Stored dataset items
------------------------------------------------------------

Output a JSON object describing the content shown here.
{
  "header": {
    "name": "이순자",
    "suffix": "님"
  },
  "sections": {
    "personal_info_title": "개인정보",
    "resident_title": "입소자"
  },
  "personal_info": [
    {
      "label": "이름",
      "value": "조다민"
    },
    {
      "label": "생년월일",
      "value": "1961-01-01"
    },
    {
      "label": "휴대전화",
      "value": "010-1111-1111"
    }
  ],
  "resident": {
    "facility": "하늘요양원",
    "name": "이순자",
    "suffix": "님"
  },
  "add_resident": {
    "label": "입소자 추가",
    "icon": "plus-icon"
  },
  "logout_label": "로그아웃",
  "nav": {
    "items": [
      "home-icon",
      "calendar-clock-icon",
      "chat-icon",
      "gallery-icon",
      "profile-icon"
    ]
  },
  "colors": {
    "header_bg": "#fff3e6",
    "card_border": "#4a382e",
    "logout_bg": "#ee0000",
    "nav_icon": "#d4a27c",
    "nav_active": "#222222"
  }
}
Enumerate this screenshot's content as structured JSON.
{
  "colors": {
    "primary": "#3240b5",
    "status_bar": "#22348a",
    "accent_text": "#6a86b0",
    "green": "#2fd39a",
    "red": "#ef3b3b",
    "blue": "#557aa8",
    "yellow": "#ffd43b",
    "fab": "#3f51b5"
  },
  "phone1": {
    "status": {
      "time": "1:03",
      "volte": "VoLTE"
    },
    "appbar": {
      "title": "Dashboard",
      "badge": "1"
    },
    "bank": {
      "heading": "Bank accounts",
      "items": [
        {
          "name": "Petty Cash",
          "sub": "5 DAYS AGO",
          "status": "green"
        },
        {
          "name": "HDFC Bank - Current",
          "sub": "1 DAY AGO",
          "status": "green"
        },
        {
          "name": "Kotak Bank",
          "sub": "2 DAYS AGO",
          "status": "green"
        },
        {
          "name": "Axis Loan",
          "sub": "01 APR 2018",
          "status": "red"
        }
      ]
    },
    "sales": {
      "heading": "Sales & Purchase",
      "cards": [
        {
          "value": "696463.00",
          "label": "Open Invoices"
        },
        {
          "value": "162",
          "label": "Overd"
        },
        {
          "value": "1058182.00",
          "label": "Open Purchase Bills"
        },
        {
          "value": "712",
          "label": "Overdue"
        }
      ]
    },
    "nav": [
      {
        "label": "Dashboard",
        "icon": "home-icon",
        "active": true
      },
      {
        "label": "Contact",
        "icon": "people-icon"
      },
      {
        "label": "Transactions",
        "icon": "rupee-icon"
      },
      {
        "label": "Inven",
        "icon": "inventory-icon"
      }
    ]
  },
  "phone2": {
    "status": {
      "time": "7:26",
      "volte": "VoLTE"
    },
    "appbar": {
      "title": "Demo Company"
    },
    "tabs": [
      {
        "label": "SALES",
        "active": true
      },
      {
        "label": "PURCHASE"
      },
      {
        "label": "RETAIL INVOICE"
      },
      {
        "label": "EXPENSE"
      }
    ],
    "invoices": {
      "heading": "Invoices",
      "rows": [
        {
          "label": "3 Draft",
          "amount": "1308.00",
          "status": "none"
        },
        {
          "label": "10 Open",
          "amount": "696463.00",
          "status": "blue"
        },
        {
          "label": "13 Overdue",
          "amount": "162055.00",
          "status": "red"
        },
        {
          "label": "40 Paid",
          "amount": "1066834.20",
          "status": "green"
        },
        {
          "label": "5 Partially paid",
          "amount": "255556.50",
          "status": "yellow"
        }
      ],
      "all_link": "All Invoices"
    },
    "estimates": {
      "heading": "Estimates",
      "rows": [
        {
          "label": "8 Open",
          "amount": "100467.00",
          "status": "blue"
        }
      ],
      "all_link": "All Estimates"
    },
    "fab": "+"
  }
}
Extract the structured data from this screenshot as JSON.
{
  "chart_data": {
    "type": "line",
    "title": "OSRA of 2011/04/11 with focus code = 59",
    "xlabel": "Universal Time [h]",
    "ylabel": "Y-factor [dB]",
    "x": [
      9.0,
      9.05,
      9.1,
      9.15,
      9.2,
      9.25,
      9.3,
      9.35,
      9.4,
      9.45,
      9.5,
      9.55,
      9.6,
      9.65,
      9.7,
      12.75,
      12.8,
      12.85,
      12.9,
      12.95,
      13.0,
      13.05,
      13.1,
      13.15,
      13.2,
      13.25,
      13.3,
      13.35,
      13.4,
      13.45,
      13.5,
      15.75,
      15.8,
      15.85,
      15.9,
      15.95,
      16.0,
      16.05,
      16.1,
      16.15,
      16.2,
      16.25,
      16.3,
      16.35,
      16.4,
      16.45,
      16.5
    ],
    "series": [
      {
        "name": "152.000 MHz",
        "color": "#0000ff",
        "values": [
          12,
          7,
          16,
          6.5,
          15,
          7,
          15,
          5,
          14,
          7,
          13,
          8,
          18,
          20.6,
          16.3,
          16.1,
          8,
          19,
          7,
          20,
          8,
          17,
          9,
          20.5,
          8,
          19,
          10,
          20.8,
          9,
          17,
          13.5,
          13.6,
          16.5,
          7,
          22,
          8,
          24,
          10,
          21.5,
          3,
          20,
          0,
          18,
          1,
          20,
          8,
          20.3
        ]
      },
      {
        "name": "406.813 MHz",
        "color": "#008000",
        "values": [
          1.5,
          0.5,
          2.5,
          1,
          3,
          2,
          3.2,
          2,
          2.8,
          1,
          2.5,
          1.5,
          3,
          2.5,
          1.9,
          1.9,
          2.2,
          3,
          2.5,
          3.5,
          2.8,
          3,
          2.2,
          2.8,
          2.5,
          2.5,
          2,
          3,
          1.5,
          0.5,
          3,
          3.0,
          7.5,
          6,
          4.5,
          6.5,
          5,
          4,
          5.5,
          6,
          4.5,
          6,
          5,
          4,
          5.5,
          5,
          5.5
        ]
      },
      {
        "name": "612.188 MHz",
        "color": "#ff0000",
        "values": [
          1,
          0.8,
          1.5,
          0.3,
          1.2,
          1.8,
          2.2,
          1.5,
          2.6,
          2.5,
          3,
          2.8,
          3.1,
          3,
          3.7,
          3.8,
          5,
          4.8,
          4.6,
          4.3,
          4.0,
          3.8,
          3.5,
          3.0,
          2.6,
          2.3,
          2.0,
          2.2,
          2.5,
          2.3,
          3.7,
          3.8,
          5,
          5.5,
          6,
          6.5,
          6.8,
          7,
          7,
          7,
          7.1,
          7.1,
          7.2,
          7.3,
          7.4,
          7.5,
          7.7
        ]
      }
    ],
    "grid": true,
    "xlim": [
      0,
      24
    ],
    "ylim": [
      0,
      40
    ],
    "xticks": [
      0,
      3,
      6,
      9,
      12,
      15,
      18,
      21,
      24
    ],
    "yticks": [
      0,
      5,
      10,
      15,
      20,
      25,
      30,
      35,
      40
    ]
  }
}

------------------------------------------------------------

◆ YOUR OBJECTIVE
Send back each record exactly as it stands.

◆ TASK RESULT
Output a JSON object describing the content shown here.
{
  "header": {
    "name": "이순자",
    "suffix": "님"
  },
  "sections": {
    "personal_info_title": "개인정보",
    "resident_title": "입소자"
  },
  "personal_info": [
    {
      "label": "이름",
      "value": "조다민"
    },
    {
      "label": "생년월일",
      "value": "1961-01-01"
    },
    {
      "label": "휴대전화",
      "value": "010-1111-1111"
    }
  ],
  "resident": {
    "facility": "하늘요양원",
    "name": "이순자",
    "suffix": "님"
  },
  "add_resident": {
    "label": "입소자 추가",
    "icon": "plus-icon"
  },
  "logout_label": "로그아웃",
  "nav": {
    "items": [
      "home-icon",
      "calendar-clock-icon",
      "chat-icon",
      "gallery-icon",
      "profile-icon"
    ]
  },
  "colors": {
    "header_bg": "#fff3e6",
    "card_border": "#4a382e",
    "logout_bg": "#ee0000",
    "nav_icon": "#d4a27c",
    "nav_active": "#222222"
  }
}
Enumerate this screenshot's content as structured JSON.
{
  "colors": {
    "primary": "#3240b5",
    "status_bar": "#22348a",
    "accent_text": "#6a86b0",
    "green": "#2fd39a",
    "red": "#ef3b3b",
    "blue": "#557aa8",
    "yellow": "#ffd43b",
    "fab": "#3f51b5"
  },
  "phone1": {
    "status": {
      "time": "1:03",
      "volte": "VoLTE"
    },
    "appbar": {
      "title": "Dashboard",
      "badge": "1"
    },
    "bank": {
      "heading": "Bank accounts",
      "items": [
        {
          "name": "Petty Cash",
          "sub": "5 DAYS AGO",
          "status": "green"
        },
        {
          "name": "HDFC Bank - Current",
          "sub": "1 DAY AGO",
          "status": "green"
        },
        {
          "name": "Kotak Bank",
          "sub": "2 DAYS AGO",
          "status": "green"
        },
        {
          "name": "Axis Loan",
          "sub": "01 APR 2018",
          "status": "red"
        }
      ]
    },
    "sales": {
      "heading": "Sales & Purchase",
      "cards": [
        {
          "value": "696463.00",
          "label": "Open Invoices"
        },
        {
          "value": "162",
          "label": "Overd"
        },
        {
          "value": "1058182.00",
          "label": "Open Purchase Bills"
        },
        {
          "value": "712",
          "label": "Overdue"
        }
      ]
    },
    "nav": [
      {
        "label": "Dashboard",
        "icon": "home-icon",
        "active": true
      },
      {
        "label": "Contact",
        "icon": "people-icon"
      },
      {
        "label": "Transactions",
        "icon": "rupee-icon"
      },
      {
        "label": "Inven",
        "icon": "inventory-icon"
      }
    ]
  },
  "phone2": {
    "status": {
      "time": "7:26",
      "volte": "VoLTE"
    },
    "appbar": {
      "title": "Demo Company"
    },
    "tabs": [
      {
        "label": "SALES",
        "active": true
      },
      {
        "label": "PURCHASE"
      },
      {
        "label": "RETAIL INVOICE"
      },
      {
        "label": "EXPENSE"
      }
    ],
    "invoices": {
      "heading": "Invoices",
      "rows": [
        {
          "label": "3 Draft",
          "amount": "1308.00",
          "status": "none"
        },
        {
          "label": "10 Open",
          "amount": "696463.00",
          "status": "blue"
        },
        {
          "label": "13 Overdue",
          "amount": "162055.00",
          "status": "red"
        },
        {
          "label": "40 Paid",
          "amount": "1066834.20",
          "status": "green"
        },
        {
          "label": "5 Partially paid",
          "amount": "255556.50",
          "status": "yellow"
        }
      ],
      "all_link": "All Invoices"
    },
    "estimates": {
      "heading": "Estimates",
      "rows": [
        {
          "label": "8 Open",
          "amount": "100467.00",
          "status": "blue"
        }
      ],
      "all_link": "All Estimates"
    },
    "fab": "+"
  }
}
Extract the structured data from this screenshot as JSON.
{
  "chart_data": {
    "type": "line",
    "title": "OSRA of 2011/04/11 with focus code = 59",
    "xlabel": "Universal Time [h]",
    "ylabel": "Y-factor [dB]",
    "x": [
      9.0,
      9.05,
      9.1,
      9.15,
      9.2,
      9.25,
      9.3,
      9.35,
      9.4,
      9.45,
      9.5,
      9.55,
      9.6,
      9.65,
      9.7,
      12.75,
      12.8,
      12.85,
      12.9,
      12.95,
      13.0,
      13.05,
      13.1,
      13.15,
      13.2,
      13.25,
      13.3,
      13.35,
      13.4,
      13.45,
      13.5,
      15.75,
      15.8,
      15.85,
      15.9,
      15.95,
      16.0,
      16.05,
      16.1,
      16.15,
      16.2,
      16.25,
      16.3,
      16.35,
      16.4,
      16.45,
      16.5
    ],
    "series": [
      {
        "name": "152.000 MHz",
        "color": "#0000ff",
        "values": [
          12,
          7,
          16,
          6.5,
          15,
          7,
          15,
          5,
          14,
          7,
          13,
          8,
          18,
          20.6,
          16.3,
          16.1,
          8,
          19,
          7,
          20,
          8,
          17,
          9,
          20.5,
          8,
          19,
          10,
          20.8,
          9,
          17,
          13.5,
          13.6,
          16.5,
          7,
          22,
          8,
          24,
          10,
          21.5,
          3,
          20,
          0,
          18,
          1,
          20,
          8,
          20.3
        ]
      },
      {
        "name": "406.813 MHz",
        "color": "#008000",
        "values": [
          1.5,
          0.5,
          2.5,
          1,
          3,
          2,
          3.2,
          2,
          2.8,
          1,
          2.5,
          1.5,
          3,
          2.5,
          1.9,
          1.9,
          2.2,
          3,
          2.5,
          3.5,
          2.8,
          3,
          2.2,
          2.8,
          2.5,
          2.5,
          2,
          3,
          1.5,
          0.5,
          3,
          3.0,
          7.5,
          6,
          4.5,
          6.5,
          5,
          4,
          5.5,
          6,
          4.5,
          6,
          5,
          4,
          5.5,
          5,
          5.5
        ]
      },
      {
        "name": "612.188 MHz",
        "color": "#ff0000",
        "values": [
          1,
          0.8,
          1.5,
          0.3,
          1.2,
          1.8,
          2.2,
          1.5,
          2.6,
          2.5,
          3,
          2.8,
          3.1,
          3,
          3.7,
          3.8,
          5,
          4.8,
          4.6,
          4.3,
          4.0,
          3.8,
          3.5,
          3.0,
          2.6,
          2.3,
          2.0,
          2.2,
          2.5,
          2.3,
          3.7,
          3.8,
          5,
          5.5,
          6,
          6.5,
          6.8,
          7,
          7,
          7,
          7.1,
          7.1,
          7.2,
          7.3,
          7.4,
          7.5,
          7.7
        ]
      }
    ],
    "grid": true,
    "xlim": [
      0,
      24
    ],
    "ylim": [
      0,
      40
    ],
    "xticks": [
      0,
      3,
      6,
      9,
      12,
      15,
      18,
      21,
      24
    ],
    "yticks": [
      0,
      5,
      10,
      15,
      20,
      25,
      30,
      35,
      40
    ]
  }
}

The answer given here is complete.